Even were a magistrate's taking of a guilty plea to be viewed as an additional duty of greater importance than those duties specifically assigned to magistrates, the consent requirement . . . saves the delegation. Consent is the key. With the parties' consent, a district judge may delegate to a magistrate judge the conduct of civil and misdemeanor trials. We think these duties comparable in responsibility and importance to administering a Rule 11 felony allocution.

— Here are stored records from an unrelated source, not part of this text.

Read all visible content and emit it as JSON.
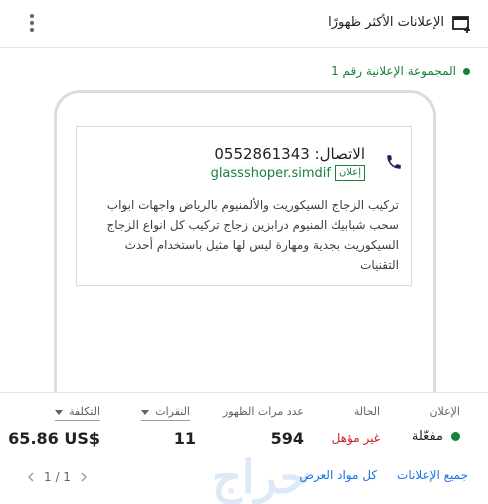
{
  "header": {
    "title": "الإعلانات الأكثر ظهورًا",
    "add_icon": "add-to-queue-icon",
    "menu_icon": "more-vert-icon"
  },
  "group": {
    "label": "المجموعة الإعلانية رقم 1",
    "status_color": "#188038"
  },
  "ad": {
    "phone_line": "الاتصال: 0552861343",
    "badge": "إعلان",
    "url": "glassshoper.simdif",
    "description": "تركيب الزجاج السيكوريت والألمنيوم بالرياض واجهات ابواب سحب شبابيك المنيوم درابزين زجاج تركيب كل انواع الزجاج السيكوريت بجدية ومهارة ليس لها مثيل باستخدام أحدث التقنيات",
    "phone_icon": "phone-icon"
  },
  "stats": {
    "headers": {
      "ad": "الإعلان",
      "status": "الحالة",
      "impressions": "عدد مرات الظهور",
      "clicks": "النقرات",
      "cost": "التكلفة"
    },
    "values": {
      "ad": "مفعّلة",
      "status": "غير مؤهل",
      "impressions": "594",
      "clicks": "11",
      "cost": "65.86 US$"
    }
  },
  "pager": {
    "text": "1 / 1"
  },
  "footer": {
    "all_ads": "جميع الإعلانات",
    "all_assets": "كل مواد العرض"
  },
  "watermark": "حراج",
  "colors": {
    "accent": "#1a73e8",
    "enabled": "#188038",
    "error": "#c5221f"
  }
}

Applying the Peretz requirement that "additional duties" bear some relationship to duties expressly assigned by the Magistrates Act, the Fifth Circuit in Dees held that because it had previously found "that evidentiary proceedings to determine the voluntariness of a plea fall within the Act's explicit assignment of duties," and because a plea allocution is a "substantially similar" procedure, allocution is a permissible additional duty under § 636(b)(3). 125 F.3d at 265 (citing United States v. Rojas, 898 F.2d 40 (5th Cir. 1990)). That court then went on to consider whether the delegation to the magistrate judge violated any of the structural protections afforded to the defendant by Article III. Beginning with the premise that permitting a magistrate judge to preside over a felony trial would run afoul of Article III, but relying on the principle tht even the delegation of "`a critical stage of the criminal proceeding'" did not implicate the structural guarantees of Article III, the court concluded that "[m]easured against the benchmark of voir dire, the taking of a guilty plea by a magistrate judge does not threaten the exclusive Article III power of a district court to preside over a felony trial." Id. at 267(quoting Gomez, 490 U.S. at 873, 109 S.Ct. 2237, and citing Peretz, 501 U.S. at 937, 111 S.Ct. 2661; other citations omitted).

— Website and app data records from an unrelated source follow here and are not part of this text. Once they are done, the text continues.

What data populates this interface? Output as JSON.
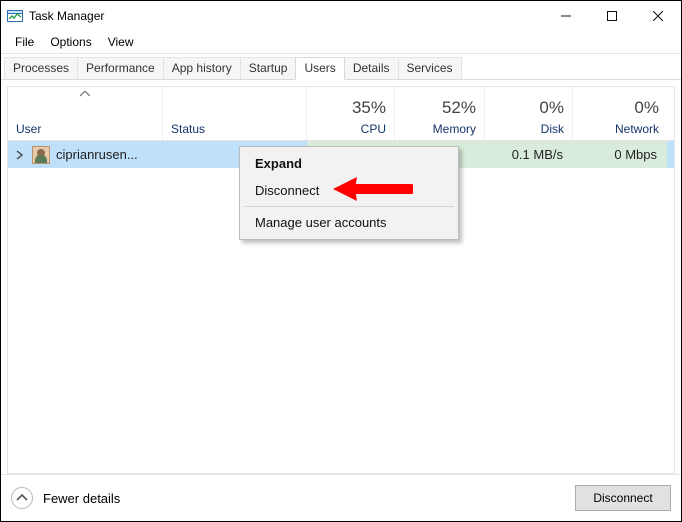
{
  "window": {
    "title": "Task Manager"
  },
  "menu": {
    "file": "File",
    "options": "Options",
    "view": "View"
  },
  "tabs": {
    "processes": "Processes",
    "performance": "Performance",
    "appHistory": "App history",
    "startup": "Startup",
    "users": "Users",
    "details": "Details",
    "services": "Services",
    "active": "users"
  },
  "columns": {
    "user": "User",
    "status": "Status",
    "cpu": {
      "value": "35%",
      "label": "CPU"
    },
    "mem": {
      "value": "52%",
      "label": "Memory"
    },
    "disk": {
      "value": "0%",
      "label": "Disk"
    },
    "net": {
      "value": "0%",
      "label": "Network"
    }
  },
  "rows": [
    {
      "name": "ciprianrusen...",
      "status": "",
      "cpu": "",
      "mem": "",
      "disk": "0.1 MB/s",
      "net": "0 Mbps",
      "selected": true
    }
  ],
  "contextMenu": {
    "expand": "Expand",
    "disconnect": "Disconnect",
    "manage": "Manage user accounts"
  },
  "footer": {
    "fewerDetails": "Fewer details",
    "disconnect": "Disconnect"
  }
}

Like Torres, the defendant in Dees had waived any non-structural constitutional claims by consenting to the delegation to the magistrate judge. 125 F.3d at 266.
Article III's structural guarantees, however, encompass more than the interests of the individual defendant. Recognizing that a delegation of judicial authority to a magistrate judge may also violate Article III's case and controversy clause "when a magistrate judge possesses final decision-making authority over a substantial issue in a case," the Fifth Circuit further concluded that the taking of a plea was sufficiently reviewable that its delegation does not present a structural problem. Id. at 268.
We find that plea proceedings conducted by magistrate judges are sufficiently reviewable so as not to threaten Article III's structural guarantees. The taking of a plea by a magistrate judge does not bind the district court to accept that plea. Rather, the district court retains ultimate control over the plea proceedings, which are submitted to the court for its approval. Moreover, district courts review plea proceedings on a de novo basis, contributing to the ministerial nature of the magistrate's task.
Id. (citations omitted). Ultimately, the court rested its determination on the Peretz decision: "If voir dire is a sufficiently reviewable procedure to permit its delegation to a magistrate judge, so too must be a plea proceeding." Id.
We agree with the reasoning of the Second and Fifth Circuits. When Torres consented to have the magistrate judge hear his plea, he waived any personal right to have an Article III judge do so. After the magistrate judge conducted the plea colloquy, he submitted his report and recommendation to the district court and notified the parties of their right to file objections. The district court then conducted a de novo review of the magistrate judge's recommendation before entering the conviction. This is precisely the procedure authorized by Williams and Dees. We conclude that the magistrate judge's involvement did not violate Torres's rights, exceed the grant of power conferred by the Magistrates Act, or violate the structural guarantees of Article III. The entry of the judgment of conviction on the plea was therefore proper.
The judgment is affirmed.